Cost of Building a House
Many things, including building materials, could affect the price of your new home. Two of the more prominent factors are regulatory costs and level of amenities.
The issue of regulatory fees, environmental or otherwise, has been a heated topic of debate for all involved in the home building industry for some time. The reason is that environmental and/or state and local regulations in some cases significantly impact the cost of new construction in certain areas of the country. In the Builders Survey of Construction Costs used in the evaluation at lower right, Wetland Preservation and Impact Fees were included in the cost of the Finished Lot. The Builders Survey concluded that 6.5% of the total cost of the lot, or roughly 1.8% of the total cost of the home, could be attributed to the price of these fees. However, in certain areas of the country, builders have claimed to attribute anywhere from 8-16% of the total cost of a home to regulatory costs. That means that for a $120,000 home, as much as $19,200 could be attributed to regulatory costs!
Regulations vary on the state and local levels, but federal regulations affect everyone. Some of the most common federal regulations that impact new construction include: the Clean Water Act, the Endangered Species Act and Occupational Safety and Health Administration regulations. Many local and state regulations also impact the construction of new homes, such as growth controls, restrictive zoning and impact fees.
Depending on where you live, regulations may have a very significant or insignificant effect on the price of your home. If you are interested in knowing the effect of regulatory fees in your area, contact your local builder or local municipal offices for more information.
The building materials that go into the price of a new home comprise a large percentage of its cost. Since both builders and buyers affect the kind of building materials that go into a home (lumber, floor coverings, paint, etc.), it is important to be especially aware of how building materials elements can affect its price.

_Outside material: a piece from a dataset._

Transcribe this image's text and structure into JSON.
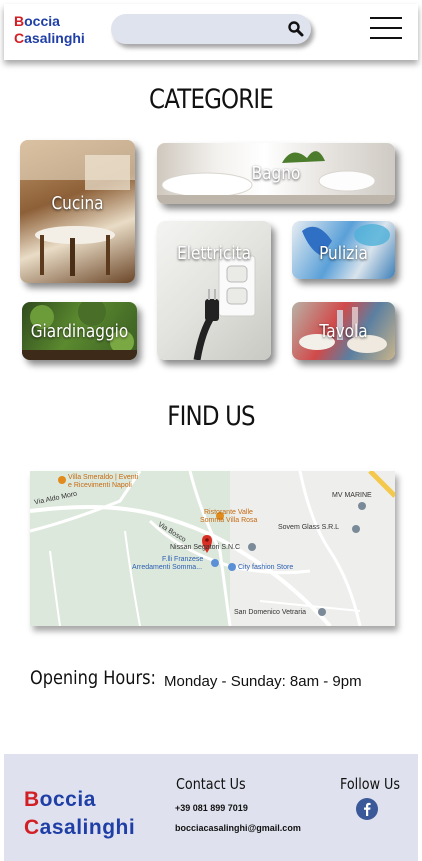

When figuring out how much a new home will cost, the common practice has been to price the home out on a cost per square foot basis. As a result, buyers often take a home plan, either one from a plan book or one they?d already purchased, to various builders for bids.
In recent years, with the variety, type and quality of amenities rapidly increasing, many builders have found the cost per square foot analysis to be inadequate in successfully giving buyers what they are really looking for. The problem with pricing a home on such a basis is that the different bids given by builders may not be apples to apples comparisons. For example, one builder may offer better quality or higher allowances for appliances, lighting fixtures, etc. in their bid than another. Also, many features that builders consider their standard amenities often vary greatly. One builder may make it his practice to provide energy-efficient heating and cooling systems in all of his homes, which will cost more money. Another builder may make it his practice to exceed local code requirements in all areas of the home.
Similarly, the specific brand and quality of features and building materials you choose to put in your home will also dramatically affect the price. It is estimated that lighting fixtures will cost the average home buyer around three percent of the total cost of their home. But if a buyer decides that he or she must have a $5,000 chandelier in their entryway, the cost of their lighting fixtures and the total cost of their home will be significantly impacted. The same goes for any appliance, doors, cabinetry, flooring materials, and other building materials, etc. that are chosen for a home. That’s why two homes with the same square footage can have such dramatic cost differences.
So what’s the best thing to do as a home buyer to ensure a fair price on a new home? Make sure the bids you receive are apples to apples comparisons. Find out as much as you can about each builder’s product. Tour other homes they?ve built. Find out as much specific information as you can about standard allowances, finishes, grades of carpet and lighting fixtures, paint, brick, plumbing and heating systems, and other building materials. Consider how long a builder has been in business and the quality of the building materials used in his homes. Compare one builder’s standard building materials to another’s.
Being aware of where your money is going can be a comforting factor as a new home buyer. Taking into consideration building materials along with the level of amenities and regulations that might affect its price will help you prepare for a successful building process.
Can I Afford It?
For many of us as home buyers, the price of building a new home enters our minds in two contexts:
Can I afford to buy it?
Do I want to pay that price for this house?
Unless we are licensed appraisers, most of us rarely think about what makes up the cost of the new home. And if we really knew, we might be surprised to find out where the money we are spending is actually going.
The information below breaks down the cost of a detached, single-family home based on national averages from a recent Builders Survey of Construction Costs a survey of 50 nationwide builders in 37 metro areas, conducted by the National Association of Home Builders, and averages from the Marshall Valuation Service ? a manual used by licensed appraisers.
Construction Costs (Materials & Labor) 55-60%
Finished Lost Costs 25-30%
Financing Costs 2-5%
Overhead & General Expenses 5-7%
Marketing Costs 2-5%
Sales Commission 3-6%